Description of the task
Line by line, reproduce the records exactly.

Items from an interface collection
* * * *

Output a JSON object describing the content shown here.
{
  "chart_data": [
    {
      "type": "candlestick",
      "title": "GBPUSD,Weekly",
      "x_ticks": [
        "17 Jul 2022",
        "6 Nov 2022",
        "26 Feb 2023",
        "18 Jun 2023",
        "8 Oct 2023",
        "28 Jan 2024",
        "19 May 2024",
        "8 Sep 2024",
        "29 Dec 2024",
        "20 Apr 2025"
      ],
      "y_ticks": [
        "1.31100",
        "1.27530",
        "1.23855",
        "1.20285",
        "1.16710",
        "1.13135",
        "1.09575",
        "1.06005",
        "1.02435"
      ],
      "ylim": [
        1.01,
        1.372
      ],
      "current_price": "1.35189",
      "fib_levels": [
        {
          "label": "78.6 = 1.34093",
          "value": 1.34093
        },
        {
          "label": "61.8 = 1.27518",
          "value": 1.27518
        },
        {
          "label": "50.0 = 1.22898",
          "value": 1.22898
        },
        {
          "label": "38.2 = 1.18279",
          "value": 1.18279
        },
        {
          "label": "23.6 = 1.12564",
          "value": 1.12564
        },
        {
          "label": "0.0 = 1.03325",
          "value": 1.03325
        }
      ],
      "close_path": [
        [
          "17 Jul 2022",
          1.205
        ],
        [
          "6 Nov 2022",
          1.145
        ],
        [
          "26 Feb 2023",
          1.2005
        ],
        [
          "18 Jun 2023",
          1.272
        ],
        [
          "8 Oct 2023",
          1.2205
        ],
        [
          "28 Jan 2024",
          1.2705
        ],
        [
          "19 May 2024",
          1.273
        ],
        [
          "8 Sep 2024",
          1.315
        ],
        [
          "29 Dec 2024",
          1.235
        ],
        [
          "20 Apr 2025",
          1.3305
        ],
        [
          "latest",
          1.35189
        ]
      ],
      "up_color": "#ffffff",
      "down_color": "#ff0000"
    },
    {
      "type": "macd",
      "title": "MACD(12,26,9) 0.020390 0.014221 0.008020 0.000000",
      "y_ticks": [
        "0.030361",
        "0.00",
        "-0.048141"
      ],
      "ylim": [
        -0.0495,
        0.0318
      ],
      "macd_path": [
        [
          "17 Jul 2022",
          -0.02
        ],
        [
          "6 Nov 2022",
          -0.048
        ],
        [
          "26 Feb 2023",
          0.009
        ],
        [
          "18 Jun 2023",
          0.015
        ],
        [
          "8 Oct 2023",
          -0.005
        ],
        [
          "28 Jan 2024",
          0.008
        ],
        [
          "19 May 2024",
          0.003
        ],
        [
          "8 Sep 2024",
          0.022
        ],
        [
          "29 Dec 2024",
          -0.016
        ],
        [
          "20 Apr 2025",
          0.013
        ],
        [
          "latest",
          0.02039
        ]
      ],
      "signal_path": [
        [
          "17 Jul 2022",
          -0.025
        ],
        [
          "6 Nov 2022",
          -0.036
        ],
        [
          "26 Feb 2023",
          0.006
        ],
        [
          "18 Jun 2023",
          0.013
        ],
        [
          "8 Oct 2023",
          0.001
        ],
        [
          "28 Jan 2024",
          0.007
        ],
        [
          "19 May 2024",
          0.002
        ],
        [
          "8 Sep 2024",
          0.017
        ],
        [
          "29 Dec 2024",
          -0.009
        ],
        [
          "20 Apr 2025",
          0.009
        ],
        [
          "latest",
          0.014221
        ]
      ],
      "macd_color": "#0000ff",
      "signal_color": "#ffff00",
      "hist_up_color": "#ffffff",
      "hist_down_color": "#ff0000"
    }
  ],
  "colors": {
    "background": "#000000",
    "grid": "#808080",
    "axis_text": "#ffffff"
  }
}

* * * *

Result of this exercise
Output a JSON object describing the content shown here.
{
  "chart_data": [
    {
      "type": "candlestick",
      "title": "GBPUSD,Weekly",
      "x_ticks": [
        "17 Jul 2022",
        "6 Nov 2022",
        "26 Feb 2023",
        "18 Jun 2023",
        "8 Oct 2023",
        "28 Jan 2024",
        "19 May 2024",
        "8 Sep 2024",
        "29 Dec 2024",
        "20 Apr 2025"
      ],
      "y_ticks": [
        "1.31100",
        "1.27530",
        "1.23855",
        "1.20285",
        "1.16710",
        "1.13135",
        "1.09575",
        "1.06005",
        "1.02435"
      ],
      "ylim": [
        1.01,
        1.372
      ],
      "current_price": "1.35189",
      "fib_levels": [
        {
          "label": "78.6 = 1.34093",
          "value": 1.34093
        },
        {
          "label": "61.8 = 1.27518",
          "value": 1.27518
        },
        {
          "label": "50.0 = 1.22898",
          "value": 1.22898
        },
        {
          "label": "38.2 = 1.18279",
          "value": 1.18279
        },
        {
          "label": "23.6 = 1.12564",
          "value": 1.12564
        },
        {
          "label": "0.0 = 1.03325",
          "value": 1.03325
        }
      ],
      "close_path": [
        [
          "17 Jul 2022",
          1.205
        ],
        [
          "6 Nov 2022",
          1.145
        ],
        [
          "26 Feb 2023",
          1.2005
        ],
        [
          "18 Jun 2023",
          1.272
        ],
        [
          "8 Oct 2023",
          1.2205
        ],
        [
          "28 Jan 2024",
          1.2705
        ],
        [
          "19 May 2024",
          1.273
        ],
        [
          "8 Sep 2024",
          1.315
        ],
        [
          "29 Dec 2024",
          1.235
        ],
        [
          "20 Apr 2025",
          1.3305
        ],
        [
          "latest",
          1.35189
        ]
      ],
      "up_color": "#ffffff",
      "down_color": "#ff0000"
    },
    {
      "type": "macd",
      "title": "MACD(12,26,9) 0.020390 0.014221 0.008020 0.000000",
      "y_ticks": [
        "0.030361",
        "0.00",
        "-0.048141"
      ],
      "ylim": [
        -0.0495,
        0.0318
      ],
      "macd_path": [
        [
          "17 Jul 2022",
          -0.02
        ],
        [
          "6 Nov 2022",
          -0.048
        ],
        [
          "26 Feb 2023",
          0.009
        ],
        [
          "18 Jun 2023",
          0.015
        ],
        [
          "8 Oct 2023",
          -0.005
        ],
        [
          "28 Jan 2024",
          0.008
        ],
        [
          "19 May 2024",
          0.003
        ],
        [
          "8 Sep 2024",
          0.022
        ],
        [
          "29 Dec 2024",
          -0.016
        ],
        [
          "20 Apr 2025",
          0.013
        ],
        [
          "latest",
          0.02039
        ]
      ],
      "signal_path": [
        [
          "17 Jul 2022",
          -0.025
        ],
        [
          "6 Nov 2022",
          -0.036
        ],
        [
          "26 Feb 2023",
          0.006
        ],
        [
          "18 Jun 2023",
          0.013
        ],
        [
          "8 Oct 2023",
          0.001
        ],
        [
          "28 Jan 2024",
          0.007
        ],
        [
          "19 May 2024",
          0.002
        ],
        [
          "8 Sep 2024",
          0.017
        ],
        [
          "29 Dec 2024",
          -0.009
        ],
        [
          "20 Apr 2025",
          0.009
        ],
        [
          "latest",
          0.014221
        ]
      ],
      "macd_color": "#0000ff",
      "signal_color": "#ffff00",
      "hist_up_color": "#ffffff",
      "hist_down_color": "#ff0000"
    }
  ],
  "colors": {
    "background": "#000000",
    "grid": "#808080",
    "axis_text": "#ffffff"
  }
}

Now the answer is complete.